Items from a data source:
»»

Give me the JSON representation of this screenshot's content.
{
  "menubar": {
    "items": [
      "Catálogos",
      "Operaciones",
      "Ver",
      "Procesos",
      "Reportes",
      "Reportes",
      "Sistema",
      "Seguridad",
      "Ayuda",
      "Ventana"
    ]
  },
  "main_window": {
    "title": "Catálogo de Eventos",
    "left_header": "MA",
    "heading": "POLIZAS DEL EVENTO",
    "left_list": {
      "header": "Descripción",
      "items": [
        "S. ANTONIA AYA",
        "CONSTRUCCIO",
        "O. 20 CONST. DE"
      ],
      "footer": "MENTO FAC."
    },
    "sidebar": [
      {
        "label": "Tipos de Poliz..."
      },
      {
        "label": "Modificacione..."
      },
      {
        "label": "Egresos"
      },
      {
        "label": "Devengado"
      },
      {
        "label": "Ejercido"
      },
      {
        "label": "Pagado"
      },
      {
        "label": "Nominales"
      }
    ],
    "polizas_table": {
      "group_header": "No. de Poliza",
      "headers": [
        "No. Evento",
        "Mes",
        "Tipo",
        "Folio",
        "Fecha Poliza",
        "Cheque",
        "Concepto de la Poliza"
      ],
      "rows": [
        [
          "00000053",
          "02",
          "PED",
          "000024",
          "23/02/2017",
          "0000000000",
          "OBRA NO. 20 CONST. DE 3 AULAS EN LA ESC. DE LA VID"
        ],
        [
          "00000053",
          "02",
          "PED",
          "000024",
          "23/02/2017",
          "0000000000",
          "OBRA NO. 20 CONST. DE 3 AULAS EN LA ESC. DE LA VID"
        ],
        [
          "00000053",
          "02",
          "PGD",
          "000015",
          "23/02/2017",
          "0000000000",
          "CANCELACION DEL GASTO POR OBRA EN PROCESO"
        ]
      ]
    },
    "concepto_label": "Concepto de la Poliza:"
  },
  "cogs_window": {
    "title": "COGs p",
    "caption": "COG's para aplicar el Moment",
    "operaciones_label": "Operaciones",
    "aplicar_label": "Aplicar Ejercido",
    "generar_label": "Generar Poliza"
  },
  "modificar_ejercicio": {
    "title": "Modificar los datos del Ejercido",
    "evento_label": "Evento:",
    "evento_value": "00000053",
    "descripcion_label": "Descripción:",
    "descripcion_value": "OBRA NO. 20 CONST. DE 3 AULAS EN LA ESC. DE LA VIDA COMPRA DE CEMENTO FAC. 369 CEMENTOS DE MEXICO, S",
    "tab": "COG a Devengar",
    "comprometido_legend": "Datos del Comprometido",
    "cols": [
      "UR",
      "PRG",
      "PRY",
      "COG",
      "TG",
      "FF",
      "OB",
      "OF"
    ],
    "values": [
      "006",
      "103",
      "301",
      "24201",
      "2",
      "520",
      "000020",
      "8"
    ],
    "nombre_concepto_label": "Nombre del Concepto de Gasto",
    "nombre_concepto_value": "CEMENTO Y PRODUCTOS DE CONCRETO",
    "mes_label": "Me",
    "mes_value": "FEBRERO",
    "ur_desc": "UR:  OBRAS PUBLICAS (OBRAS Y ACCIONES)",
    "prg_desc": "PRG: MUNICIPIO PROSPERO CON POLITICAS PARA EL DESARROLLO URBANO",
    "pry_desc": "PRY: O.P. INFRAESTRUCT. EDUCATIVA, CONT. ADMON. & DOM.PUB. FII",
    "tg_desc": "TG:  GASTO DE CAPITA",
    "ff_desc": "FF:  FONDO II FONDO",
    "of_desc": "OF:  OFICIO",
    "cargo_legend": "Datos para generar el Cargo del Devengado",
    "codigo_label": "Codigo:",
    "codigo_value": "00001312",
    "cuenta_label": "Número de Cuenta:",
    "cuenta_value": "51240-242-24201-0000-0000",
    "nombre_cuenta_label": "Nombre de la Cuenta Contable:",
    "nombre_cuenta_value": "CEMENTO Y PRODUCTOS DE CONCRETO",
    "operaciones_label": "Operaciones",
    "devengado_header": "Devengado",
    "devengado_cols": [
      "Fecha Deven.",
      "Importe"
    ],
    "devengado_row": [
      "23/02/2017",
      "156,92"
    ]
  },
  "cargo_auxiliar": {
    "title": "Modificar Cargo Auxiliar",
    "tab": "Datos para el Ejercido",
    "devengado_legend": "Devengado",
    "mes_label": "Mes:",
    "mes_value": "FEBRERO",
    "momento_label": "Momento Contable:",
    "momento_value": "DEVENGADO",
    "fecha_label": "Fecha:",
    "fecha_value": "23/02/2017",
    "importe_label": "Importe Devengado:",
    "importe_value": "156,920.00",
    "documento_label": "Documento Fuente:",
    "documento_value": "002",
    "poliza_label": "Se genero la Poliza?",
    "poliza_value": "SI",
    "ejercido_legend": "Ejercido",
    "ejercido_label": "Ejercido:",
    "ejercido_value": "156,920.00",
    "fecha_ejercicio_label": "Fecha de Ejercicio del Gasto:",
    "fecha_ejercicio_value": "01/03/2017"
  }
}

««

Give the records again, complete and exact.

Give me the JSON representation of this screenshot's content.
{
  "menubar": {
    "items": [
      "Catálogos",
      "Operaciones",
      "Ver",
      "Procesos",
      "Reportes",
      "Reportes",
      "Sistema",
      "Seguridad",
      "Ayuda",
      "Ventana"
    ]
  },
  "main_window": {
    "title": "Catálogo de Eventos",
    "left_header": "MA",
    "heading": "POLIZAS DEL EVENTO",
    "left_list": {
      "header": "Descripción",
      "items": [
        "S. ANTONIA AYA",
        "CONSTRUCCIO",
        "O. 20 CONST. DE"
      ],
      "footer": "MENTO FAC."
    },
    "sidebar": [
      {
        "label": "Tipos de Poliz..."
      },
      {
        "label": "Modificacione..."
      },
      {
        "label": "Egresos"
      },
      {
        "label": "Devengado"
      },
      {
        "label": "Ejercido"
      },
      {
        "label": "Pagado"
      },
      {
        "label": "Nominales"
      }
    ],
    "polizas_table": {
      "group_header": "No. de Poliza",
      "headers": [
        "No. Evento",
        "Mes",
        "Tipo",
        "Folio",
        "Fecha Poliza",
        "Cheque",
        "Concepto de la Poliza"
      ],
      "rows": [
        [
          "00000053",
          "02",
          "PED",
          "000024",
          "23/02/2017",
          "0000000000",
          "OBRA NO. 20 CONST. DE 3 AULAS EN LA ESC. DE LA VID"
        ],
        [
          "00000053",
          "02",
          "PED",
          "000024",
          "23/02/2017",
          "0000000000",
          "OBRA NO. 20 CONST. DE 3 AULAS EN LA ESC. DE LA VID"
        ],
        [
          "00000053",
          "02",
          "PGD",
          "000015",
          "23/02/2017",
          "0000000000",
          "CANCELACION DEL GASTO POR OBRA EN PROCESO"
        ]
      ]
    },
    "concepto_label": "Concepto de la Poliza:"
  },
  "cogs_window": {
    "title": "COGs p",
    "caption": "COG's para aplicar el Moment",
    "operaciones_label": "Operaciones",
    "aplicar_label": "Aplicar Ejercido",
    "generar_label": "Generar Poliza"
  },
  "modificar_ejercicio": {
    "title": "Modificar los datos del Ejercido",
    "evento_label": "Evento:",
    "evento_value": "00000053",
    "descripcion_label": "Descripción:",
    "descripcion_value": "OBRA NO. 20 CONST. DE 3 AULAS EN LA ESC. DE LA VIDA COMPRA DE CEMENTO FAC. 369 CEMENTOS DE MEXICO, S",
    "tab": "COG a Devengar",
    "comprometido_legend": "Datos del Comprometido",
    "cols": [
      "UR",
      "PRG",
      "PRY",
      "COG",
      "TG",
      "FF",
      "OB",
      "OF"
    ],
    "values": [
      "006",
      "103",
      "301",
      "24201",
      "2",
      "520",
      "000020",
      "8"
    ],
    "nombre_concepto_label": "Nombre del Concepto de Gasto",
    "nombre_concepto_value": "CEMENTO Y PRODUCTOS DE CONCRETO",
    "mes_label": "Me",
    "mes_value": "FEBRERO",
    "ur_desc": "UR:  OBRAS PUBLICAS (OBRAS Y ACCIONES)",
    "prg_desc": "PRG: MUNICIPIO PROSPERO CON POLITICAS PARA EL DESARROLLO URBANO",
    "pry_desc": "PRY: O.P. INFRAESTRUCT. EDUCATIVA, CONT. ADMON. & DOM.PUB. FII",
    "tg_desc": "TG:  GASTO DE CAPITA",
    "ff_desc": "FF:  FONDO II FONDO",
    "of_desc": "OF:  OFICIO",
    "cargo_legend": "Datos para generar el Cargo del Devengado",
    "codigo_label": "Codigo:",
    "codigo_value": "00001312",
    "cuenta_label": "Número de Cuenta:",
    "cuenta_value": "51240-242-24201-0000-0000",
    "nombre_cuenta_label": "Nombre de la Cuenta Contable:",
    "nombre_cuenta_value": "CEMENTO Y PRODUCTOS DE CONCRETO",
    "operaciones_label": "Operaciones",
    "devengado_header": "Devengado",
    "devengado_cols": [
      "Fecha Deven.",
      "Importe"
    ],
    "devengado_row": [
      "23/02/2017",
      "156,92"
    ]
  },
  "cargo_auxiliar": {
    "title": "Modificar Cargo Auxiliar",
    "tab": "Datos para el Ejercido",
    "devengado_legend": "Devengado",
    "mes_label": "Mes:",
    "mes_value": "FEBRERO",
    "momento_label": "Momento Contable:",
    "momento_value": "DEVENGADO",
    "fecha_label": "Fecha:",
    "fecha_value": "23/02/2017",
    "importe_label": "Importe Devengado:",
    "importe_value": "156,920.00",
    "documento_label": "Documento Fuente:",
    "documento_value": "002",
    "poliza_label": "Se genero la Poliza?",
    "poliza_value": "SI",
    "ejercido_legend": "Ejercido",
    "ejercido_label": "Ejercido:",
    "ejercido_value": "156,920.00",
    "fecha_ejercicio_label": "Fecha de Ejercicio del Gasto:",
    "fecha_ejercicio_value": "01/03/2017"
  }
}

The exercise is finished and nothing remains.